I am a Mormon and I reject all adjectives and sub-categorizations. I have no respect for attempts to conventionalize them. Regardless of what individual members of the Church of Jesus Christ of Latter-day Saints believe, how they approach scripture, history or politics, they are my people, my fellow-citizens and my kin.
One hundred and fifty years ago, two of the largest personalities in Church leadership were Brigham Young and Orson Pratt. They were each powerful and influential and had each taken Joseph Smith’s teachings in dramatically different directions. At one point Young was so frustrated with Pratt that the First Presidency and Twelve held council over him. Pratt offered to resign his membership in the Quorum. And yet, despite their erstwhile antagonism, when Young had a job that needed intellectual finesse, it was frequently Pratt that he called.

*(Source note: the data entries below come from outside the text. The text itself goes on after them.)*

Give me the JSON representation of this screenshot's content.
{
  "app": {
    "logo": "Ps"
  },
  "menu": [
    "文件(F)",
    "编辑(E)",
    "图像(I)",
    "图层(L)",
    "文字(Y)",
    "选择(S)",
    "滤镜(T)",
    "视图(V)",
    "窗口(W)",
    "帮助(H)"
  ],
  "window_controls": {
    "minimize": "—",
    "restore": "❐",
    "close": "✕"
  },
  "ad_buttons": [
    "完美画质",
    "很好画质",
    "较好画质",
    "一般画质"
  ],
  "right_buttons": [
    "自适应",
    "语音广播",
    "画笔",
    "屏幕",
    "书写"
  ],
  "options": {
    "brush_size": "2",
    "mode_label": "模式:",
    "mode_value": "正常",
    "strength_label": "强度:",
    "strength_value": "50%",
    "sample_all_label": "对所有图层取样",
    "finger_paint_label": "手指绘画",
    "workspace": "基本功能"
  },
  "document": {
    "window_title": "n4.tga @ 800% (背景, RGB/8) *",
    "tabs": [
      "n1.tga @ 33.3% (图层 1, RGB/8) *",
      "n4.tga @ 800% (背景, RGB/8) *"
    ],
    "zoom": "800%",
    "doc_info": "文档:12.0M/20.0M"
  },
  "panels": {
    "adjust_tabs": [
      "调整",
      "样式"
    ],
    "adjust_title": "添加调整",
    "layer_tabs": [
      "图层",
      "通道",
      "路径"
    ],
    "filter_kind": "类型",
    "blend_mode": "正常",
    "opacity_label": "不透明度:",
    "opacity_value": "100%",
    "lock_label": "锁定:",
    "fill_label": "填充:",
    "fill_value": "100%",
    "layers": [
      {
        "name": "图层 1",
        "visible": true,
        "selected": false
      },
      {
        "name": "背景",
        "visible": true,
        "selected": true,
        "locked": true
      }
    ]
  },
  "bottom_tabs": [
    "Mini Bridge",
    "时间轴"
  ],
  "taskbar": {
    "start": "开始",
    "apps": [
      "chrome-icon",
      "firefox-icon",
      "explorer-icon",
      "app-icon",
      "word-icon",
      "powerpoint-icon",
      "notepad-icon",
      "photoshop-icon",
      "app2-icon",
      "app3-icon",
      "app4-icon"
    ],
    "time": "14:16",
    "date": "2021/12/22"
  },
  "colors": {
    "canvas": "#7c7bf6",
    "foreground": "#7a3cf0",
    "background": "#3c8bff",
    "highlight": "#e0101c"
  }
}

A public announcement of polygamy, or a new edition of the Doctrine and Covenants, and Pratt was Young’s man.
The differences between Young and Pratt were chasmal by today’s standards. They grappled over the fundamental nature of God—what Joseph Smith declared was essential and basic knowledge for salvation. Yet when Heber C. Kimball, Young’s faithful lieutenant, walked into the office on October 1, 1860 he declared:
[T]here were men that were trying to ride down Br O[rson]. Pratt; but it would not do,
heBr Pratt, was a man of unusual firmness. He said the President [Brigham Young] remarked the other day [that] if Bro Orson was chopped up in inch pieces each piece would cry out Mormonism was true. 
I take comfort in the reality that the individual in the Church with whom I have the largest divergence is likely closer in perspective to me than that same person and Brigham Young. And if we can claim Young together, we certainly can claim each other. Orson Pratt did not start a therapy group for ALDS (Atomist Latter-day Saints, or perhaps Anti-Adam-God Latter-day Saints), perhaps because in his core, he viewed himself as an essential feature of the body of Christ and the Kingdom of God. Though Young prevailed in his disputes with Pratt while he lived, some of his points of divergence are now viewed as heresy. In certain ways, Pratt won the victory of history. But this is only something that one can say outside of their lived experience. It is essentially irrelevant to them as people and as Saints.
I know that I am deeply frustrating to some members who take a fundamentalist approach to scripture and presentist views of history. My hope is that with time, as we serve together, they will come to love me (though not because I am deserving) and their growing empathy for me will obviate any tendency toward antipathy.  I have found that as I have better understood and loved my fellow Saints, any frustrations with them have withered. This is not to say that I still don’t get bugged or that the prophetic itch doesn’t need scratching on occasion. However, I am willing, regardless of what you believe or what you do, to hail you as a brother or sister in the name of the Lord Jesus Christ, and in token or remembrance of the everlasting covenant, in which covenant I receive you to fellowship, in a determination that is fixed, immovable, and unchangeable, to be your friend and brother through the grace of God in the bonds of love, to walk in all the commandments of God blameless, in thanksgiving, forever and ever.
- Fred C. Collier, ed., The Office Journal of President Brigham Young, 1858-1863, Book D (Hanna, Utah: Collier’s Publishing Co., 2006), 148, October 1, 1860.
- I generally agree that feminist critiques of self-sacrifice undermine traditional conceptions of atonement theory. However, Mormon atonement theory, rooted in dynamics of empathy, where suffering isn’t substitutionary but rather empowering, is a refreshing alternative. The spirit knoweth all things, and yet Christ suffered according to the flesh, so that he could know according to the flesh how to heal us. I don’t believe that suffering is salvific per se, but inasmuch as it infuses our souls with empathy, it does empower us, like Christ, to be healers.